"We've got that balance in our backline I guess we've always looked for, which is pace, power, ball-carrying and footballers as well," Lancaster said. Within that cocktail are the two centres which linked up in the Six Nations - Billy Twelvetrees and Luther Burrell.
It really is a case, in Lancaster's mind, of getting their best players on the pitch but it is a gamble. "All you can do is trust your instincts in what you see in training," was the answer when questioned about Twelvetrees' fitness but it is a mantra that is perhaps applicable to the whole selection.
Rob Webber continues at hooker © Getty Images
While Tuilagi will play a key role, so will the bench. Lancaster has kept the faith with Rob Webber at hooker, his two second-rows and Ben Morgan at No.8 but while last Saturday's bench was a touch wet behind the ears, this weekend's will bring fire and brimstone when Billy Vunipola, Courtney Lawes and Dylan Hartley are unleashed.

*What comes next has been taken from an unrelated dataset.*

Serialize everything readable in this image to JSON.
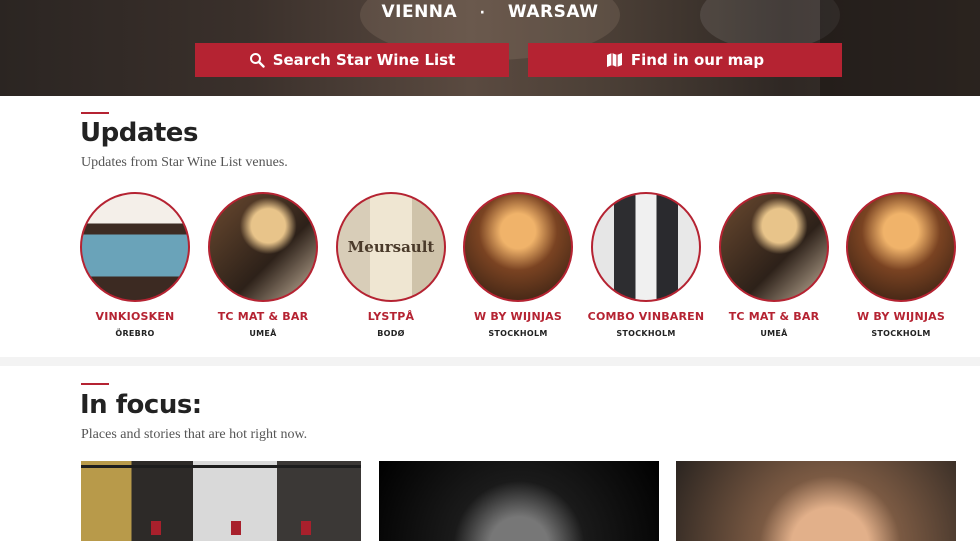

It's all a case of looking to a year's time and the World Cup rather than the present for Lancaster. That was what Phil Vickery questioned in his column and it is more than winning a Test match for Lancaster, it is a case of bringing together a team capable of winning the big prize on home soil come 2015.
"It's all about for me learning about individuals and combinations now and not in 12 months time," Lancaster said. "At some point you have to make a decision and you have to think not just about the short-term but also about the medium to long term."
This team selection is a gamble, it is also a test of just how close-knit this group of players are. Individuals would have had noses put out of joint, those who missed last Saturday's game due to reaching the Premiership final may feel aggrieved at not getting a chance this weekend while the likes of James Haskell and Kyle Eastmond may feel hard done by after impressive performances at Eden Park but it is all about the bigger picture and Lancaster is happy there is no bad blood. "The players have been outstanding, there hasn't been one sense, for me, of any cracks whatsoever."
This is a proactive selection from Lancaster. So often England teams in the past have been far too worried about the opposition's strengths to think about their own points of difference. This is an England team who are playing with confidence but both they and coach face a monumental test at the weekend, as Lancaster well knows. "It's on my head as head coach whether we get it right or not this weekend.
© ESPN Sports Media Ltd
Tom Hamilton is the Associate Editor of ESPNscrum.
Communication error please reload the page.
Harry Kane is relishing Tottenham's "decider" against Chelsea in the League Cup final at Wembley on March 1
A new six-sided trophy for the Six Nations has been unveiled, replacing the previous five-sided version which was first introduced in 1993
Hours after a public face-to-face meeting and brief discussion at an NBA game in Miami on Tuesday night, Manny Pacquiao and Floyd Mayweather Jr. met privately for more than an hour to continue discussing terms for their proposed May 2 mega-fight
Diego Costa has been charged with violent conduct over one of two apparent stamps during Chelsea's win against Liverpool in the League Cup
Shannon Briggs tells Buncey's Boxing Podcast on ESPN that he's fighting Wladimir Klitschko later this year